**Exercise goal**
Copy the records exactly, every one of them.

**The data**
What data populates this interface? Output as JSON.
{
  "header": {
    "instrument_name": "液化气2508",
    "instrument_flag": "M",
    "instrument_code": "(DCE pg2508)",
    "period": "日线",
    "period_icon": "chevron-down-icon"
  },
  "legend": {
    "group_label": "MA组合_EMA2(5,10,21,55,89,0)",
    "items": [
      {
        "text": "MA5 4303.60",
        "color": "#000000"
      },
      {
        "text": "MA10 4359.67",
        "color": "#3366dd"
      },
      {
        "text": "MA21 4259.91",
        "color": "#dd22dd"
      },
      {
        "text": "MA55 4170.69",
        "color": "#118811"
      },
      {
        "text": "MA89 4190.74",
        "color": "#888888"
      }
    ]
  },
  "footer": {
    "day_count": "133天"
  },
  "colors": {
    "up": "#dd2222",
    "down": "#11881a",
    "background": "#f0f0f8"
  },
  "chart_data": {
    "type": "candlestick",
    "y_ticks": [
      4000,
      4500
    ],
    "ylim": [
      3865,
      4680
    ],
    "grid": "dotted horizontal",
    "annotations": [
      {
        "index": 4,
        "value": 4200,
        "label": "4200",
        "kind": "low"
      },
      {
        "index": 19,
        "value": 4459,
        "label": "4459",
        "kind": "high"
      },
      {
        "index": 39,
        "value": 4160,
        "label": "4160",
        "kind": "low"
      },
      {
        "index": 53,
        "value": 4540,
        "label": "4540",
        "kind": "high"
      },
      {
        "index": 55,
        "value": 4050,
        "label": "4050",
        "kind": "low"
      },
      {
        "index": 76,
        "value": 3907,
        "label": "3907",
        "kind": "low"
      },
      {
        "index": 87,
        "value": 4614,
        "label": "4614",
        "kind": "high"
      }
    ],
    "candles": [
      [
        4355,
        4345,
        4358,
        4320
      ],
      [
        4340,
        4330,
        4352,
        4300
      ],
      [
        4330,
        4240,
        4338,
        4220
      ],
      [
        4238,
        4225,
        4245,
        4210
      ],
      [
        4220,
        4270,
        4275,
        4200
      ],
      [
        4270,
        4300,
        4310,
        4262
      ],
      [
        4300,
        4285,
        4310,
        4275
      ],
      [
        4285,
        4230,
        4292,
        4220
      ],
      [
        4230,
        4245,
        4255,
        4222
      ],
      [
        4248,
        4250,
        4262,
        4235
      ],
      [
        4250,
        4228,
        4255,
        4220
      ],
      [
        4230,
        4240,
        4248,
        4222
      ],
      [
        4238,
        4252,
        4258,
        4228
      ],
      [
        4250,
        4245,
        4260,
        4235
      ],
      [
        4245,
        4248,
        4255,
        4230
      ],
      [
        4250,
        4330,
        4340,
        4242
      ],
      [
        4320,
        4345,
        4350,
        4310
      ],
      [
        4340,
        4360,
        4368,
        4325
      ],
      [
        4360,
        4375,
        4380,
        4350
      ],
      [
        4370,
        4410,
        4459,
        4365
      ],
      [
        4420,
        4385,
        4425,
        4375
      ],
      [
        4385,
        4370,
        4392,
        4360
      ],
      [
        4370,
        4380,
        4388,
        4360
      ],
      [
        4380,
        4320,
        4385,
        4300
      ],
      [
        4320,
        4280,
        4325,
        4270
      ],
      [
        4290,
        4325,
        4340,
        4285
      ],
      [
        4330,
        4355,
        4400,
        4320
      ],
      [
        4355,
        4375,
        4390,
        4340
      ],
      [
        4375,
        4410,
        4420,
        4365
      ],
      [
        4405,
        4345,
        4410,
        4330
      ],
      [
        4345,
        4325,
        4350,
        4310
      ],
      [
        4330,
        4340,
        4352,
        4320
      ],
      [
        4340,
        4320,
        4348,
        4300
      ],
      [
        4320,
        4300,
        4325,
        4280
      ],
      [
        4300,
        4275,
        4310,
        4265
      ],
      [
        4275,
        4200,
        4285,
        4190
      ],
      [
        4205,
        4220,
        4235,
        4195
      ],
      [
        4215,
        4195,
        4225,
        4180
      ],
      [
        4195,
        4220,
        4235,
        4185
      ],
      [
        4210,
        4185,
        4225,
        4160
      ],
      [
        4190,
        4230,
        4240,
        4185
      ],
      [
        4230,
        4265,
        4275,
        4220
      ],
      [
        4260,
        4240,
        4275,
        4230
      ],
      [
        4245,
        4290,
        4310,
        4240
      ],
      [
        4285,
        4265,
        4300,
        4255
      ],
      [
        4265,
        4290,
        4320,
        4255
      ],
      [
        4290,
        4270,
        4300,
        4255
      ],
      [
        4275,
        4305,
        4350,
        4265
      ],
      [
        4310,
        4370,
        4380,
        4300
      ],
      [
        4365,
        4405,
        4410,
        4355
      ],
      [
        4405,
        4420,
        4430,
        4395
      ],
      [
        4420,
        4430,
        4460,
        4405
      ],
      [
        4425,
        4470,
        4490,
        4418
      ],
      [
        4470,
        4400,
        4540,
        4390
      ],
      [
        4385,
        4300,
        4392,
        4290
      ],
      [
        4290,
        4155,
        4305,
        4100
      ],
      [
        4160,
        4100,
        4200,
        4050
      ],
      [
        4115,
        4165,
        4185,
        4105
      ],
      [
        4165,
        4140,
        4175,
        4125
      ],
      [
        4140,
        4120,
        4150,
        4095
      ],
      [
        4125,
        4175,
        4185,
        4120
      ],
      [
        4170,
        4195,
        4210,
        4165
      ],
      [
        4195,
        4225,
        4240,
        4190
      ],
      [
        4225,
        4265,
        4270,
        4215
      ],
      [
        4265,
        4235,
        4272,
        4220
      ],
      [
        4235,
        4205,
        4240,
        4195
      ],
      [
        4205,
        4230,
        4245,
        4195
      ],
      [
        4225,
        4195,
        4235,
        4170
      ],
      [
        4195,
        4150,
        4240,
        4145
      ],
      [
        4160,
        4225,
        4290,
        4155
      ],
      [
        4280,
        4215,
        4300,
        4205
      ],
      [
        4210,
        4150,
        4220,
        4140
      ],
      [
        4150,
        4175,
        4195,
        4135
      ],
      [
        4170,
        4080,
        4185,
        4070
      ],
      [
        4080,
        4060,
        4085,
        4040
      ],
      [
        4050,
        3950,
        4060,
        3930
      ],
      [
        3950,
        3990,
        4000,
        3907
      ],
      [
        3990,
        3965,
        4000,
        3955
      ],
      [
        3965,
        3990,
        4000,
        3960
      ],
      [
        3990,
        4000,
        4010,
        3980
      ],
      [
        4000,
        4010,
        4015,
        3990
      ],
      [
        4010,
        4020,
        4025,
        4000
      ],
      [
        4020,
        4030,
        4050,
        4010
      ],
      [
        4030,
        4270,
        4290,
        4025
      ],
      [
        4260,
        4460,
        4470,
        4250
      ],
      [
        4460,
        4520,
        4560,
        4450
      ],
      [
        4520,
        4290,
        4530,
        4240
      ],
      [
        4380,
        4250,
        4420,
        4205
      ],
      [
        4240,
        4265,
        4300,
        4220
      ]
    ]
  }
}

**Response to the exercise**
What data populates this interface? Output as JSON.
{
  "header": {
    "instrument_name": "液化气2508",
    "instrument_flag": "M",
    "instrument_code": "(DCE pg2508)",
    "period": "日线",
    "period_icon": "chevron-down-icon"
  },
  "legend": {
    "group_label": "MA组合_EMA2(5,10,21,55,89,0)",
    "items": [
      {
        "text": "MA5 4303.60",
        "color": "#000000"
      },
      {
        "text": "MA10 4359.67",
        "color": "#3366dd"
      },
      {
        "text": "MA21 4259.91",
        "color": "#dd22dd"
      },
      {
        "text": "MA55 4170.69",
        "color": "#118811"
      },
      {
        "text": "MA89 4190.74",
        "color": "#888888"
      }
    ]
  },
  "footer": {
    "day_count": "133天"
  },
  "colors": {
    "up": "#dd2222",
    "down": "#11881a",
    "background": "#f0f0f8"
  },
  "chart_data": {
    "type": "candlestick",
    "y_ticks": [
      4000,
      4500
    ],
    "ylim": [
      3865,
      4680
    ],
    "grid": "dotted horizontal",
    "annotations": [
      {
        "index": 4,
        "value": 4200,
        "label": "4200",
        "kind": "low"
      },
      {
        "index": 19,
        "value": 4459,
        "label": "4459",
        "kind": "high"
      },
      {
        "index": 39,
        "value": 4160,
        "label": "4160",
        "kind": "low"
      },
      {
        "index": 53,
        "value": 4540,
        "label": "4540",
        "kind": "high"
      },
      {
        "index": 55,
        "value": 4050,
        "label": "4050",
        "kind": "low"
      },
      {
        "index": 76,
        "value": 3907,
        "label": "3907",
        "kind": "low"
      },
      {
        "index": 87,
        "value": 4614,
        "label": "4614",
        "kind": "high"
      }
    ],
    "candles": [
      [
        4355,
        4345,
        4358,
        4320
      ],
      [
        4340,
        4330,
        4352,
        4300
      ],
      [
        4330,
        4240,
        4338,
        4220
      ],
      [
        4238,
        4225,
        4245,
        4210
      ],
      [
        4220,
        4270,
        4275,
        4200
      ],
      [
        4270,
        4300,
        4310,
        4262
      ],
      [
        4300,
        4285,
        4310,
        4275
      ],
      [
        4285,
        4230,
        4292,
        4220
      ],
      [
        4230,
        4245,
        4255,
        4222
      ],
      [
        4248,
        4250,
        4262,
        4235
      ],
      [
        4250,
        4228,
        4255,
        4220
      ],
      [
        4230,
        4240,
        4248,
        4222
      ],
      [
        4238,
        4252,
        4258,
        4228
      ],
      [
        4250,
        4245,
        4260,
        4235
      ],
      [
        4245,
        4248,
        4255,
        4230
      ],
      [
        4250,
        4330,
        4340,
        4242
      ],
      [
        4320,
        4345,
        4350,
        4310
      ],
      [
        4340,
        4360,
        4368,
        4325
      ],
      [
        4360,
        4375,
        4380,
        4350
      ],
      [
        4370,
        4410,
        4459,
        4365
      ],
      [
        4420,
        4385,
        4425,
        4375
      ],
      [
        4385,
        4370,
        4392,
        4360
      ],
      [
        4370,
        4380,
        4388,
        4360
      ],
      [
        4380,
        4320,
        4385,
        4300
      ],
      [
        4320,
        4280,
        4325,
        4270
      ],
      [
        4290,
        4325,
        4340,
        4285
      ],
      [
        4330,
        4355,
        4400,
        4320
      ],
      [
        4355,
        4375,
        4390,
        4340
      ],
      [
        4375,
        4410,
        4420,
        4365
      ],
      [
        4405,
        4345,
        4410,
        4330
      ],
      [
        4345,
        4325,
        4350,
        4310
      ],
      [
        4330,
        4340,
        4352,
        4320
      ],
      [
        4340,
        4320,
        4348,
        4300
      ],
      [
        4320,
        4300,
        4325,
        4280
      ],
      [
        4300,
        4275,
        4310,
        4265
      ],
      [
        4275,
        4200,
        4285,
        4190
      ],
      [
        4205,
        4220,
        4235,
        4195
      ],
      [
        4215,
        4195,
        4225,
        4180
      ],
      [
        4195,
        4220,
        4235,
        4185
      ],
      [
        4210,
        4185,
        4225,
        4160
      ],
      [
        4190,
        4230,
        4240,
        4185
      ],
      [
        4230,
        4265,
        4275,
        4220
      ],
      [
        4260,
        4240,
        4275,
        4230
      ],
      [
        4245,
        4290,
        4310,
        4240
      ],
      [
        4285,
        4265,
        4300,
        4255
      ],
      [
        4265,
        4290,
        4320,
        4255
      ],
      [
        4290,
        4270,
        4300,
        4255
      ],
      [
        4275,
        4305,
        4350,
        4265
      ],
      [
        4310,
        4370,
        4380,
        4300
      ],
      [
        4365,
        4405,
        4410,
        4355
      ],
      [
        4405,
        4420,
        4430,
        4395
      ],
      [
        4420,
        4430,
        4460,
        4405
      ],
      [
        4425,
        4470,
        4490,
        4418
      ],
      [
        4470,
        4400,
        4540,
        4390
      ],
      [
        4385,
        4300,
        4392,
        4290
      ],
      [
        4290,
        4155,
        4305,
        4100
      ],
      [
        4160,
        4100,
        4200,
        4050
      ],
      [
        4115,
        4165,
        4185,
        4105
      ],
      [
        4165,
        4140,
        4175,
        4125
      ],
      [
        4140,
        4120,
        4150,
        4095
      ],
      [
        4125,
        4175,
        4185,
        4120
      ],
      [
        4170,
        4195,
        4210,
        4165
      ],
      [
        4195,
        4225,
        4240,
        4190
      ],
      [
        4225,
        4265,
        4270,
        4215
      ],
      [
        4265,
        4235,
        4272,
        4220
      ],
      [
        4235,
        4205,
        4240,
        4195
      ],
      [
        4205,
        4230,
        4245,
        4195
      ],
      [
        4225,
        4195,
        4235,
        4170
      ],
      [
        4195,
        4150,
        4240,
        4145
      ],
      [
        4160,
        4225,
        4290,
        4155
      ],
      [
        4280,
        4215,
        4300,
        4205
      ],
      [
        4210,
        4150,
        4220,
        4140
      ],
      [
        4150,
        4175,
        4195,
        4135
      ],
      [
        4170,
        4080,
        4185,
        4070
      ],
      [
        4080,
        4060,
        4085,
        4040
      ],
      [
        4050,
        3950,
        4060,
        3930
      ],
      [
        3950,
        3990,
        4000,
        3907
      ],
      [
        3990,
        3965,
        4000,
        3955
      ],
      [
        3965,
        3990,
        4000,
        3960
      ],
      [
        3990,
        4000,
        4010,
        3980
      ],
      [
        4000,
        4010,
        4015,
        3990
      ],
      [
        4010,
        4020,
        4025,
        4000
      ],
      [
        4020,
        4030,
        4050,
        4010
      ],
      [
        4030,
        4270,
        4290,
        4025
      ],
      [
        4260,
        4460,
        4470,
        4250
      ],
      [
        4460,
        4520,
        4560,
        4450
      ],
      [
        4520,
        4290,
        4530,
        4240
      ],
      [
        4380,
        4250,
        4420,
        4205
      ],
      [
        4240,
        4265,
        4300,
        4220
      ]
    ]
  }
}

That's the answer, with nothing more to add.